Hi Frugalistas! Continuing my search for the Frenchness of Canada today I’m exploring the magnificent Basilique Notre Dame in Montreal. But Notre Dame Montreal is definitely French with a twist. Not a copy of its favourite Paris namesake there is far more to this beautiful building than meets the eye!
Where is Basilique Notre Dame Montreal?
Montreal’s Notre Dame is perfectly located on Place d’Armes Old Montreal. Its dual spires dominate the skyline in the old town and make a handy marker to find your way as you walk around Old Montreal.
The Basilica is next door to the original Sulpician Monastery that dates back to the seventeenth century. This building is officially the oldest building in Montreal (although it is heavily restored) and is still home to the Sulpician monks who founded the original church.
The History of Basilique Notre Dame Montreal
There has been a church on this site since the arrival of Sulpician monks in New France in the seventeenth century. The current church was built in the early nineteenth century.
The monks searched everywhere for the perfect architect to create their new church. They finally settled on the American, Protestant James O’Donnell who completed the building in 1829, making it the first example of Neo Gothic architecture in Canada. The interior was recreated in the 1870’s by the Canadian craftsman Victor Bourgeau. The stunning stained glass windows are indeed French – provided by Limoges in 1930. A real multinational effort!
The story of the history of Basilique Notre Dame that I loved learning about the most was that of James O’Donnell himself. O’Donnell was so affected and moved by his work on the Basilica that he converted to Catholicism. Upon his death he was afforded the honour of burial in the crypt. It reminded me a little of the story of Antonio Gaudi and the Sagrada Familia Basilica in Barcelona.
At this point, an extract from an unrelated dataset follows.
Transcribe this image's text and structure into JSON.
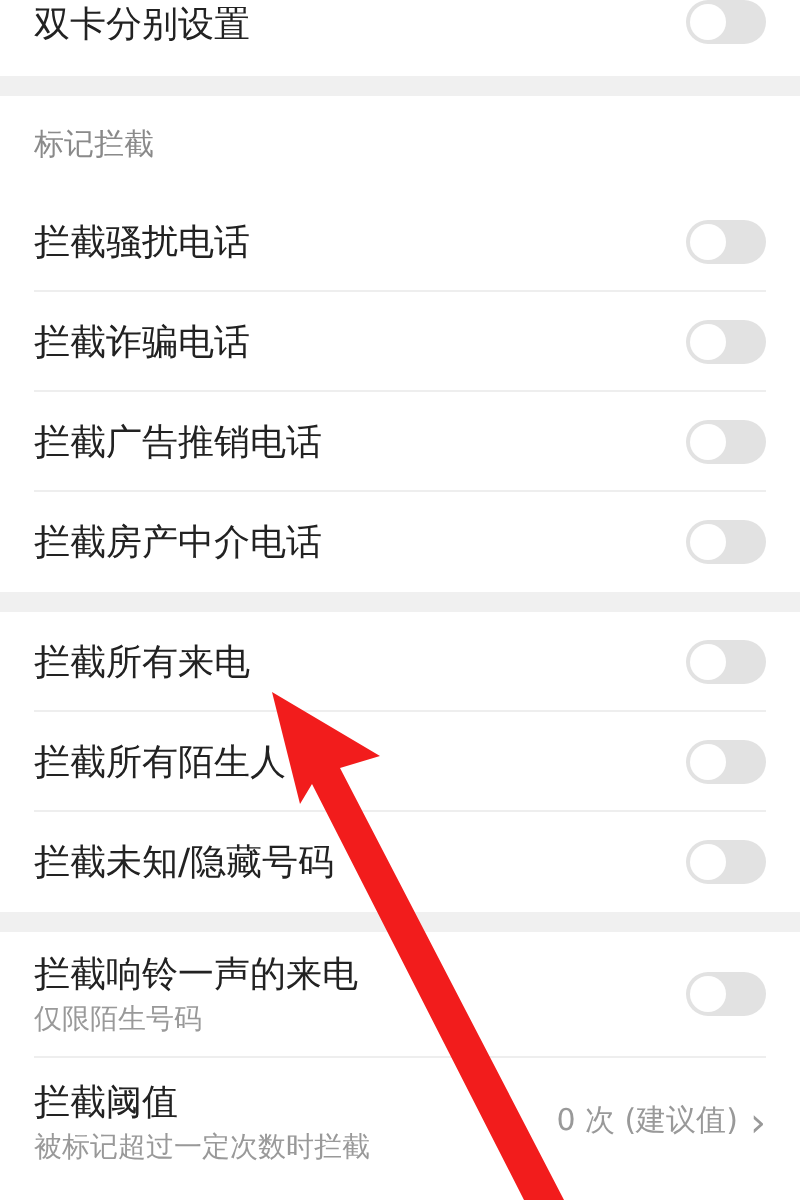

Visiting the Basilique Notre Dame Montreal
While looking at the basilica from the outside is one thing, really the Basilique Notre Dame is all about the interior. While it is imposing from the outside, I have to say the exterior architecture really doesn’t do it for me. Don’t be put off!! Inside is a whole other story………
Taking in the Basilica takes time. It is big, and like many grand buildings, the beauty is in the detail.
First my overall impression…..
it looked familiar, strangely familiar in fact. Then I remembered….. Ste Chapelle, my favourite church in France!
Much bigger, and grander to be sure. Lacking the jewel-like Gothic stained glass windows. But the wood and paint work was definitely familiar to me. Its vaulted ceiling with a glorious heavenly sky also reminded me of a very Gothic experience.
What really captivated me with the Basilique Notre Dame though was the stained glass windows. I’m a bit of a sucker for pretty stained glass and these were absolute winners. A series of triptych stained glass windows tell the story of early Christian missionaries in New France. Regardless of your faith I defy you not to be impressed by these windows.
While the Basilique Notre Dame in Montreal is not Notre Dame or Ste Chapelle in Paris, nor is it a pastiche of the two. It is its Quebec-perfect self, and you should enjoy it for that. Far less crowded than either of its Paris cousins, it is a place to linger and enjoy the architectural and artistic detail of a Canadian, and Quebec jewel.
A visit to Basilique Notre Dame Montreal costs CAD$5.00. The Basilica is open between 8.00am and 4.30pm. Because it is a working, consecrated church it is used frequently – one day I was in Montreal it hosted a funeral for a politician and was closed to the public all day. I also understand it is a popular choice for weddings in summer, so be flexible and understanding when you visit. Guided tours are run regularly in English by volunteer guides. While I didn’t join one, what I over heard sounded very impressive and knowledgeable.
Author’s note: I was a guest in Montreal of Quebec Tourisme and L’Hotel. Historic information courtesy of DK Eyewitness Travel Guide to Canada, which was provided to me by Dorling Kindersley.